Jackson’s narrative quilts are inspired by oral histories of ancestors and by the Kansas region. She has been featured on PBS and in Ms. magazine, Threads of Faith, Speaking Out of Turn, the Kansas History Society Quarterly and other local and regional publications.

Jackson collaborated in her research for “From Slavery to a Free State: The Story of Maria Rogers Martin” with Judy Sweets as part of a Kansas Humanities Council (KHC) grant.
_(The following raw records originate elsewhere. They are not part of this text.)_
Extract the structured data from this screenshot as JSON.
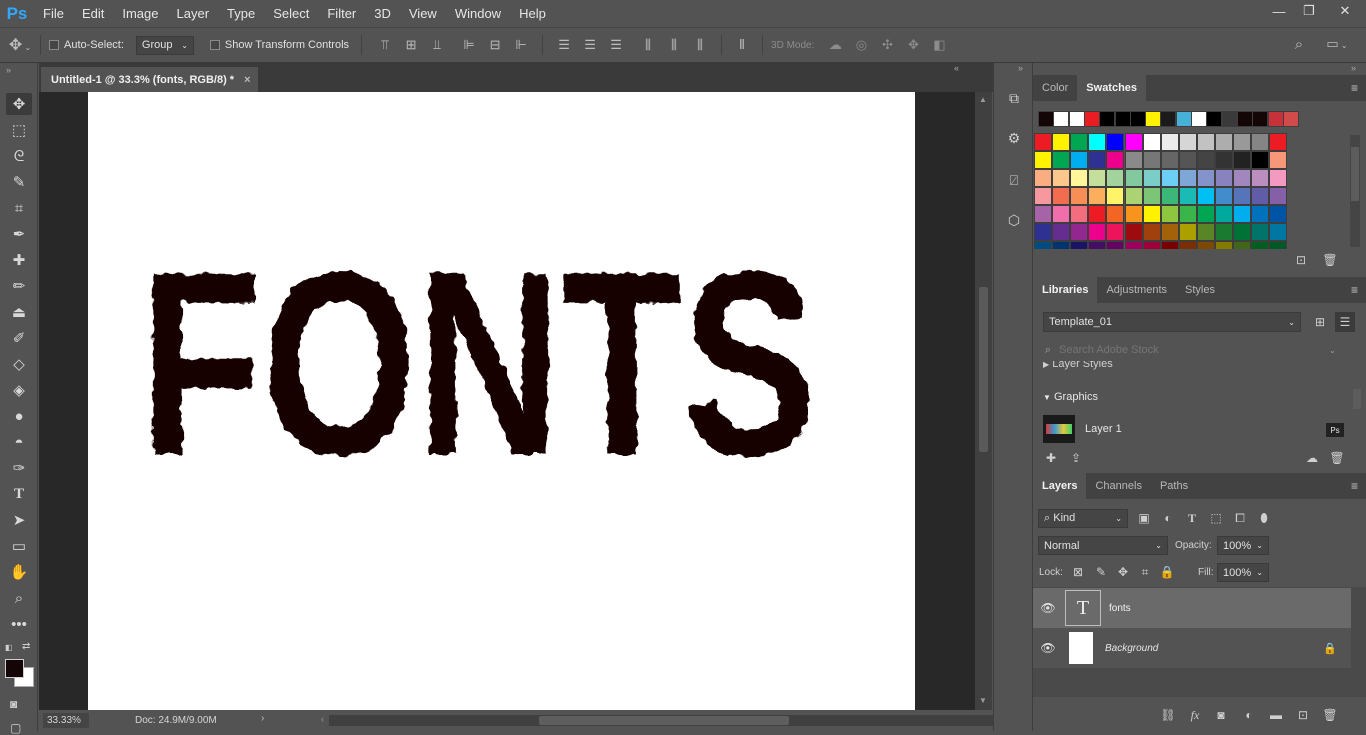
{
  "app": {
    "logo": "Ps"
  },
  "menu": [
    "File",
    "Edit",
    "Image",
    "Layer",
    "Type",
    "Select",
    "Filter",
    "3D",
    "View",
    "Window",
    "Help"
  ],
  "window_controls": {
    "minimize": "—",
    "restore": "❐",
    "close": "✕"
  },
  "options_bar": {
    "auto_select_label": "Auto-Select:",
    "auto_select_value": "Group",
    "show_transform_label": "Show Transform Controls",
    "mode_3d_label": "3D Mode:"
  },
  "document": {
    "tab_title": "Untitled-1 @ 33.3% (fonts, RGB/8) *",
    "tab_close": "×",
    "canvas_text": "FONTS",
    "text_color": "#140606"
  },
  "status": {
    "zoom": "33.33%",
    "doc_size": "Doc: 24.9M/9.00M"
  },
  "swatches_panel": {
    "tabs": [
      "Color",
      "Swatches"
    ],
    "active_tab": "Swatches",
    "recent": [
      "#140606",
      "#ffffff",
      "#ffffff",
      "#ec1c24",
      "#000000",
      "#000000",
      "#000000",
      "#fff200",
      "#1a1a1a",
      "#46b0d7",
      "#ffffff",
      "#000000",
      "#3a3a3a",
      "#140606",
      "#140606",
      "#c7323a",
      "#d14b4b"
    ],
    "grid": [
      [
        "#ed1c24",
        "#fff200",
        "#00a651",
        "#00ffff",
        "#0000ff",
        "#ff00ff",
        "#ffffff",
        "#ebebeb",
        "#d6d6d6",
        "#c2c2c2",
        "#adadad",
        "#999999",
        "#858585",
        "#ed1c24"
      ],
      [
        "#fff200",
        "#00a651",
        "#00aeef",
        "#2e3192",
        "#ec008c",
        "#8a8a8a",
        "#777777",
        "#666666",
        "#555555",
        "#444444",
        "#333333",
        "#222222",
        "#000000",
        "#f7977a"
      ],
      [
        "#f9ad81",
        "#fdc68a",
        "#fff79a",
        "#c4df9b",
        "#a2d39c",
        "#82ca9d",
        "#7bcdc8",
        "#6ecff6",
        "#7ea7d8",
        "#8493ca",
        "#8882be",
        "#a187be",
        "#bc8dbf",
        "#f49ac2"
      ],
      [
        "#f6989d",
        "#f26c4f",
        "#f68e55",
        "#fbaf5d",
        "#fff467",
        "#acd372",
        "#7cc576",
        "#3bb878",
        "#1abbb4",
        "#00bff3",
        "#438ccb",
        "#5574b9",
        "#605ca8",
        "#855fa8"
      ],
      [
        "#a763a8",
        "#f06ea9",
        "#f26d7d",
        "#ed1c24",
        "#f26522",
        "#f7941d",
        "#fff200",
        "#8dc63f",
        "#39b54a",
        "#00a651",
        "#00a99d",
        "#00aeef",
        "#0072bc",
        "#0054a6"
      ],
      [
        "#2e3192",
        "#662d91",
        "#92278f",
        "#ec008c",
        "#ed145b",
        "#9e0b0f",
        "#a0410d",
        "#a36209",
        "#aba000",
        "#598527",
        "#1a7b30",
        "#007236",
        "#00746b",
        "#0076a3"
      ],
      [
        "#004b80",
        "#003471",
        "#1b1464",
        "#440e62",
        "#630460",
        "#9e005d",
        "#9e0039",
        "#790000",
        "#7b2e00",
        "#7d4900",
        "#827b00",
        "#406618",
        "#005e20",
        "#005826"
      ]
    ]
  },
  "libraries_panel": {
    "tabs": [
      "Libraries",
      "Adjustments",
      "Styles"
    ],
    "active_tab": "Libraries",
    "library_name": "Template_01",
    "search_placeholder": "Search Adobe Stock",
    "section_layer_styles": "Layer Styles",
    "section_graphics": "Graphics",
    "graphic_item": "Layer 1",
    "graphic_badge": "Ps"
  },
  "layers_panel": {
    "tabs": [
      "Layers",
      "Channels",
      "Paths"
    ],
    "active_tab": "Layers",
    "filter_kind": "Kind",
    "blend_mode": "Normal",
    "opacity_label": "Opacity:",
    "opacity_value": "100%",
    "lock_label": "Lock:",
    "fill_label": "Fill:",
    "fill_value": "100%",
    "layers": [
      {
        "name": "fonts",
        "type_glyph": "T"
      },
      {
        "name": "Background"
      }
    ]
  }
}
The project included exploring sources at Kansas archives and libraries, and training area middle-school students to work as volunteers, learning to use historical research methods.

“KHC Heritage Grants encourage the preservation of local cultural resources,” said Julie Mulvihill, KHC executive director. “This project provides us with the opportunity to learn more about the early history of our state.”

The Kansas Humanities Council is a nonprofit organization that supports community-based cultural programs, serves as a financial resource through an active grant-making program, and encourages Kansans to engage in the civic and cultural life of their communities. For more information, visit

Regular Kauffman Museum hours are 9:30 a.m.-4:30 p.m. Tuesday-Friday, and 1:30-4:30 p.m. Saturday and Sunday. The museum is closed Mondays and major holidays. Admission to the special exhibit “Memory Matters: Work of Gesine Janzen,” as well as the permanent exhibits “Of Land and People,” “Mirror of the Martyrs” and “Mennonite Immigrant Furniture,” is $4 for adults, $2 for children ages 6-16, and free to Kauffman Museum members and children under 6. For more information, call the museum at 316-283-1612 or visit its website,, or Facebook page.

About Bethel

As the first Mennonite college founded in North America, Bethel College celebrates a tradition of progressive Christian liberal arts education, diversity within community, and lifelong learning.